(Component data from apps and pages)
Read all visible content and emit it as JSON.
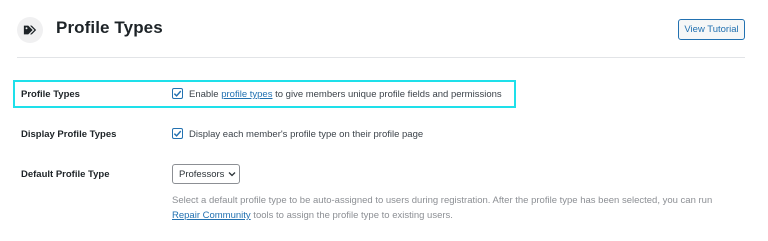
{
  "header": {
    "title": "Profile Types",
    "icon": "tag-icon",
    "tutorial_button": "View Tutorial"
  },
  "colors": {
    "accent": "#2271b1",
    "highlight": "#1ee0ea",
    "muted_text": "#8c8f94"
  },
  "settings": {
    "profile_types": {
      "label": "Profile Types",
      "checked": true,
      "text_before": "Enable ",
      "link": "profile types",
      "text_after": " to give members unique profile fields and permissions"
    },
    "display_profile_types": {
      "label": "Display Profile Types",
      "checked": true,
      "text": "Display each member's profile type on their profile page"
    },
    "default_profile_type": {
      "label": "Default Profile Type",
      "selected": "Professors",
      "description_line1": "Select a default profile type to be auto-assigned to users during registration. After the profile type has been selected, you can run",
      "description_link": "Repair Community",
      "description_after_link": " tools to assign the profile type to existing users."
    }
  }
}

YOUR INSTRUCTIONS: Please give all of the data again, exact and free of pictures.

RESULT FOR THIS EXERCISE:
Read all visible content and emit it as JSON.
{
  "header": {
    "title": "Profile Types",
    "icon": "tag-icon",
    "tutorial_button": "View Tutorial"
  },
  "colors": {
    "accent": "#2271b1",
    "highlight": "#1ee0ea",
    "muted_text": "#8c8f94"
  },
  "settings": {
    "profile_types": {
      "label": "Profile Types",
      "checked": true,
      "text_before": "Enable ",
      "link": "profile types",
      "text_after": " to give members unique profile fields and permissions"
    },
    "display_profile_types": {
      "label": "Display Profile Types",
      "checked": true,
      "text": "Display each member's profile type on their profile page"
    },
    "default_profile_type": {
      "label": "Default Profile Type",
      "selected": "Professors",
      "description_line1": "Select a default profile type to be auto-assigned to users during registration. After the profile type has been selected, you can run",
      "description_link": "Repair Community",
      "description_after_link": " tools to assign the profile type to existing users."
    }
  }
}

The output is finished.